## Description of the task
Please count every line of the following material that holds "contable" and give the total alone.

## Source material
- - - - -

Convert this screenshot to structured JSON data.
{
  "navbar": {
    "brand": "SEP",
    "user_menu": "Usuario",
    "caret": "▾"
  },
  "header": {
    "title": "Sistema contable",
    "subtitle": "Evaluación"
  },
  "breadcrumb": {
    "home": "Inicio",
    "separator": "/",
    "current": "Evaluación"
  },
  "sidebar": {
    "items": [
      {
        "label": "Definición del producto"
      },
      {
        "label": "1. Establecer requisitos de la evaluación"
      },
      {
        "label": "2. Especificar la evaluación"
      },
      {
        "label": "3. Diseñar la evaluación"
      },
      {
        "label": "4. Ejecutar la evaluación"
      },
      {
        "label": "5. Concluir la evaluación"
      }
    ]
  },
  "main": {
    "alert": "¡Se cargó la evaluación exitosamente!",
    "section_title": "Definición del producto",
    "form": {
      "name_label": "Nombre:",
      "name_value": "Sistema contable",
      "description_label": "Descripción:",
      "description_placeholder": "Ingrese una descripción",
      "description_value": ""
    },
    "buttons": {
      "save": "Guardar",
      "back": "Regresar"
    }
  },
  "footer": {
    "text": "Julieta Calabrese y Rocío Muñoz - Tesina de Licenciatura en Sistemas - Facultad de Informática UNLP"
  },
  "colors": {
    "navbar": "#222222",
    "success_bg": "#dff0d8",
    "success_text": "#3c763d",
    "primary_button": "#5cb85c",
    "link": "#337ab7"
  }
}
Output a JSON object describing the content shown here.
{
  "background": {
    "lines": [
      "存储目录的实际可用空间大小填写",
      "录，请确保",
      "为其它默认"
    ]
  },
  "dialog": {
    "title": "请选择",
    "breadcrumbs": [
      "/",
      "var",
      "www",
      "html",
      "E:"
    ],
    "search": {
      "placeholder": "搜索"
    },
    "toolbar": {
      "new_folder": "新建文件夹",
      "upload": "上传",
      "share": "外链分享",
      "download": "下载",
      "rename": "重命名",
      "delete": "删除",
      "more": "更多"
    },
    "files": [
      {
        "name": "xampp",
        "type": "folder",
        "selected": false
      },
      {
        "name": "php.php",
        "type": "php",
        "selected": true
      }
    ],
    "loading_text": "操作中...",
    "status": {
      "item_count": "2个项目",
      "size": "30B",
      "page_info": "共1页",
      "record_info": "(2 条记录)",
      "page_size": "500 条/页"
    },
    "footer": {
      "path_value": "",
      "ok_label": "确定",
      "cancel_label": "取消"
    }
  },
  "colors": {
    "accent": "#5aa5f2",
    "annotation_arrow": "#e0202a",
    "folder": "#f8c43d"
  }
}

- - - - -

## Answer to this exercise
2